- Available data -
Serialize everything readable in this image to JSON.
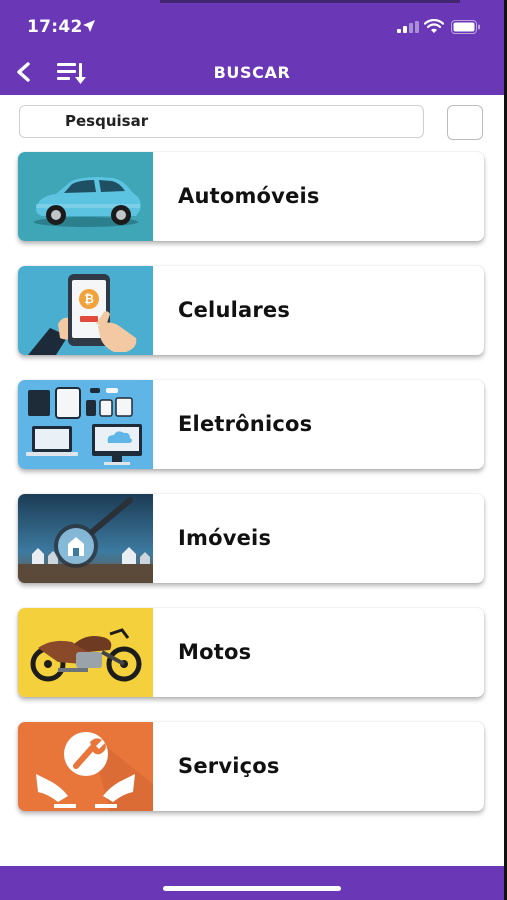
{
  "status_bar": {
    "time": "17:42"
  },
  "header": {
    "title": "BUSCAR",
    "back_icon": "chevron-left-icon",
    "sort_icon": "sort-descending-icon"
  },
  "search": {
    "placeholder": "Pesquisar"
  },
  "categories": [
    {
      "label": "Automóveis",
      "image": "car-image"
    },
    {
      "label": "Celulares",
      "image": "smartphone-image"
    },
    {
      "label": "Eletrônicos",
      "image": "electronics-image"
    },
    {
      "label": "Imóveis",
      "image": "house-magnifier-image"
    },
    {
      "label": "Motos",
      "image": "motorcycle-image"
    },
    {
      "label": "Serviços",
      "image": "hands-wrench-image"
    }
  ],
  "colors": {
    "header": "#6a37b7",
    "card_text": "#111111"
  }
}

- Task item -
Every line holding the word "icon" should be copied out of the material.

- Problem solution -
    "back_icon": "chevron-left-icon",
    "sort_icon": "sort-descending-icon"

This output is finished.